LISTED ENTRIES:

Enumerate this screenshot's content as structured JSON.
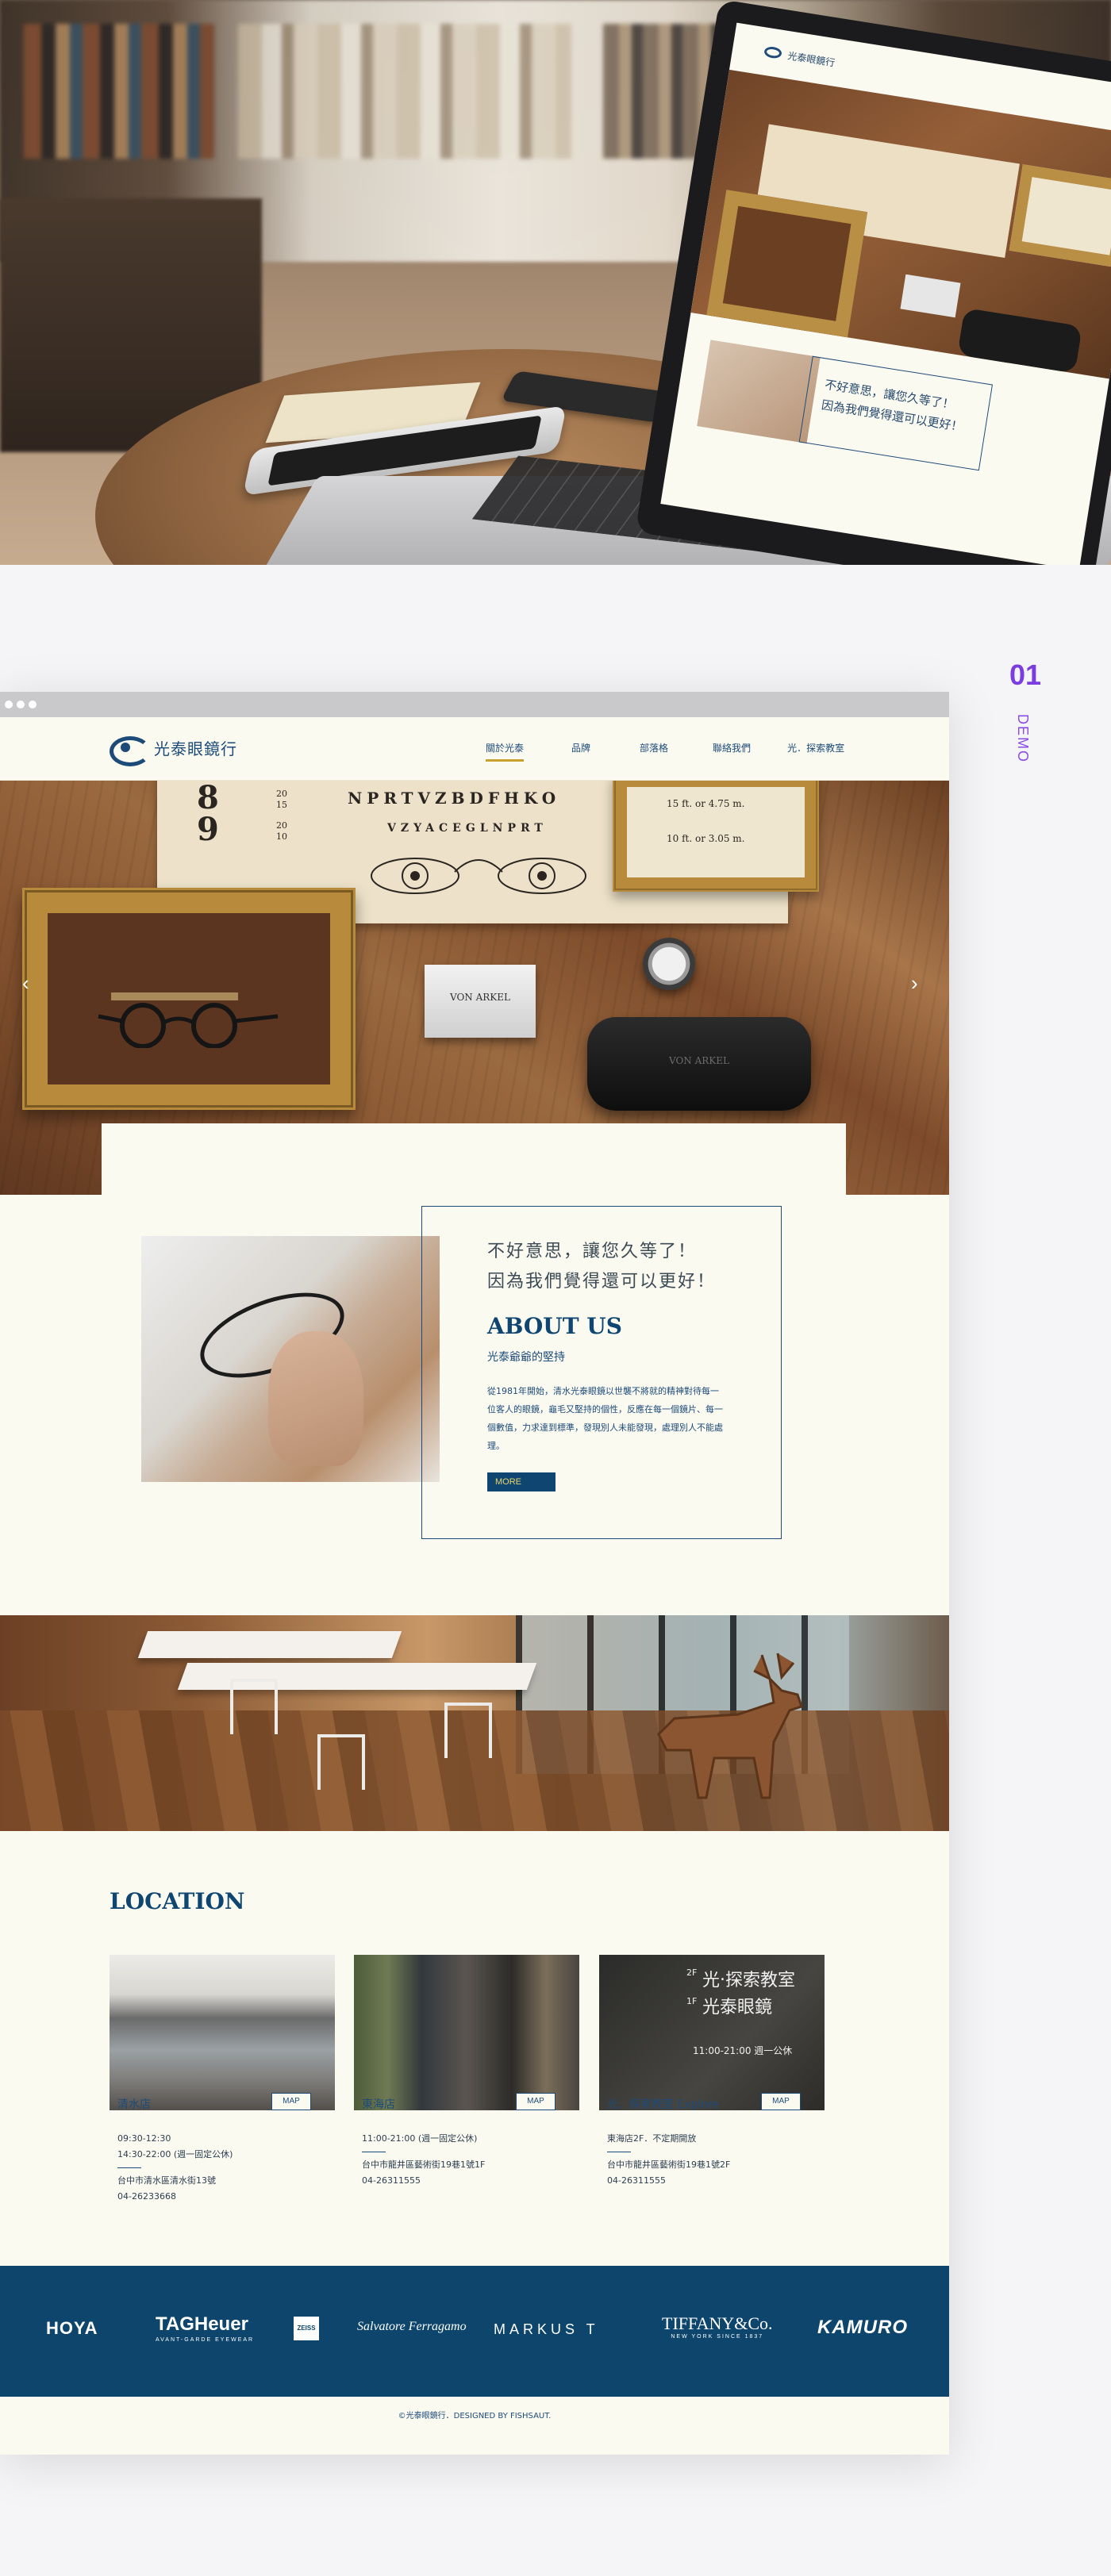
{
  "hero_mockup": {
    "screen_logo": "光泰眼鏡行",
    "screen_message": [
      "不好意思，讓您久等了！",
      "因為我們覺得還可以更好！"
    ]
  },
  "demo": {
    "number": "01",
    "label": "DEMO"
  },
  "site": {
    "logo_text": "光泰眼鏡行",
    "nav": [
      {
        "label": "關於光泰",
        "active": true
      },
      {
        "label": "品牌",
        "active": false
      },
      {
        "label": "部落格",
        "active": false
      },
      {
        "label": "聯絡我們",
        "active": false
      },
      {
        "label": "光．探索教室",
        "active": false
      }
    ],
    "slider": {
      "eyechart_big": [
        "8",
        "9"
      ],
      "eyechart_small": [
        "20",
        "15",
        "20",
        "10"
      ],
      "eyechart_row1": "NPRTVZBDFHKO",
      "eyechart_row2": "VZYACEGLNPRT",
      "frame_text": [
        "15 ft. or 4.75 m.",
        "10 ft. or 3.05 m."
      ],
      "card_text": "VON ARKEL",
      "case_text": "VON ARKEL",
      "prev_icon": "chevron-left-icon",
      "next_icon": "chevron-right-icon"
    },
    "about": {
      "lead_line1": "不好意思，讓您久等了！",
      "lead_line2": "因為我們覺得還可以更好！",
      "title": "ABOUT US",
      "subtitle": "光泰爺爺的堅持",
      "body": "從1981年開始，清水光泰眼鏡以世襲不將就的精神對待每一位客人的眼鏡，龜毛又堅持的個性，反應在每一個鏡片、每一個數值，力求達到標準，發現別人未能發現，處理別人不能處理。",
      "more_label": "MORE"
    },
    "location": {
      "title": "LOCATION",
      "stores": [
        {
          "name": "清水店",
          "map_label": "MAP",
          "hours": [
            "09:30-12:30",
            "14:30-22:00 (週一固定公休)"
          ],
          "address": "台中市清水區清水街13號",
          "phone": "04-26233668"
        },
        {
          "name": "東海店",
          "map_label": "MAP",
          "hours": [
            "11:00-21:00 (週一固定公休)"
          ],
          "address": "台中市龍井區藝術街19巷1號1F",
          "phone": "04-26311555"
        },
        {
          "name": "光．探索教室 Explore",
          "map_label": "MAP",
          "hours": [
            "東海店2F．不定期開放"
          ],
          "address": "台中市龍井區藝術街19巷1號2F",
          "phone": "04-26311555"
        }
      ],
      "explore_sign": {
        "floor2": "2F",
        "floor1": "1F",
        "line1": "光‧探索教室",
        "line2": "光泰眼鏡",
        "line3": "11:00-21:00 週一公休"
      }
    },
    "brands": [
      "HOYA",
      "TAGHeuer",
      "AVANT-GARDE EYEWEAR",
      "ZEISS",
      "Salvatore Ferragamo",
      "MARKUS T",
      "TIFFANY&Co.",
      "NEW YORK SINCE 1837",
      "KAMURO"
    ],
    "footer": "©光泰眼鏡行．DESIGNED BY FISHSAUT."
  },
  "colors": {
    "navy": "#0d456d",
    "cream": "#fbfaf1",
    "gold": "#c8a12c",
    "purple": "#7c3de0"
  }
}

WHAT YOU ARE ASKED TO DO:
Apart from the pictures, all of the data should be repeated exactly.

THE COMPLETED TASK:
Enumerate this screenshot's content as structured JSON.
{
  "hero_mockup": {
    "screen_logo": "光泰眼鏡行",
    "screen_message": [
      "不好意思，讓您久等了！",
      "因為我們覺得還可以更好！"
    ]
  },
  "demo": {
    "number": "01",
    "label": "DEMO"
  },
  "site": {
    "logo_text": "光泰眼鏡行",
    "nav": [
      {
        "label": "關於光泰",
        "active": true
      },
      {
        "label": "品牌",
        "active": false
      },
      {
        "label": "部落格",
        "active": false
      },
      {
        "label": "聯絡我們",
        "active": false
      },
      {
        "label": "光．探索教室",
        "active": false
      }
    ],
    "slider": {
      "eyechart_big": [
        "8",
        "9"
      ],
      "eyechart_small": [
        "20",
        "15",
        "20",
        "10"
      ],
      "eyechart_row1": "NPRTVZBDFHKO",
      "eyechart_row2": "VZYACEGLNPRT",
      "frame_text": [
        "15 ft. or 4.75 m.",
        "10 ft. or 3.05 m."
      ],
      "card_text": "VON ARKEL",
      "case_text": "VON ARKEL",
      "prev_icon": "chevron-left-icon",
      "next_icon": "chevron-right-icon"
    },
    "about": {
      "lead_line1": "不好意思，讓您久等了！",
      "lead_line2": "因為我們覺得還可以更好！",
      "title": "ABOUT US",
      "subtitle": "光泰爺爺的堅持",
      "body": "從1981年開始，清水光泰眼鏡以世襲不將就的精神對待每一位客人的眼鏡，龜毛又堅持的個性，反應在每一個鏡片、每一個數值，力求達到標準，發現別人未能發現，處理別人不能處理。",
      "more_label": "MORE"
    },
    "location": {
      "title": "LOCATION",
      "stores": [
        {
          "name": "清水店",
          "map_label": "MAP",
          "hours": [
            "09:30-12:30",
            "14:30-22:00 (週一固定公休)"
          ],
          "address": "台中市清水區清水街13號",
          "phone": "04-26233668"
        },
        {
          "name": "東海店",
          "map_label": "MAP",
          "hours": [
            "11:00-21:00 (週一固定公休)"
          ],
          "address": "台中市龍井區藝術街19巷1號1F",
          "phone": "04-26311555"
        },
        {
          "name": "光．探索教室 Explore",
          "map_label": "MAP",
          "hours": [
            "東海店2F．不定期開放"
          ],
          "address": "台中市龍井區藝術街19巷1號2F",
          "phone": "04-26311555"
        }
      ],
      "explore_sign": {
        "floor2": "2F",
        "floor1": "1F",
        "line1": "光‧探索教室",
        "line2": "光泰眼鏡",
        "line3": "11:00-21:00 週一公休"
      }
    },
    "brands": [
      "HOYA",
      "TAGHeuer",
      "AVANT-GARDE EYEWEAR",
      "ZEISS",
      "Salvatore Ferragamo",
      "MARKUS T",
      "TIFFANY&Co.",
      "NEW YORK SINCE 1837",
      "KAMURO"
    ],
    "footer": "©光泰眼鏡行．DESIGNED BY FISHSAUT."
  },
  "colors": {
    "navy": "#0d456d",
    "cream": "#fbfaf1",
    "gold": "#c8a12c",
    "purple": "#7c3de0"
  }
}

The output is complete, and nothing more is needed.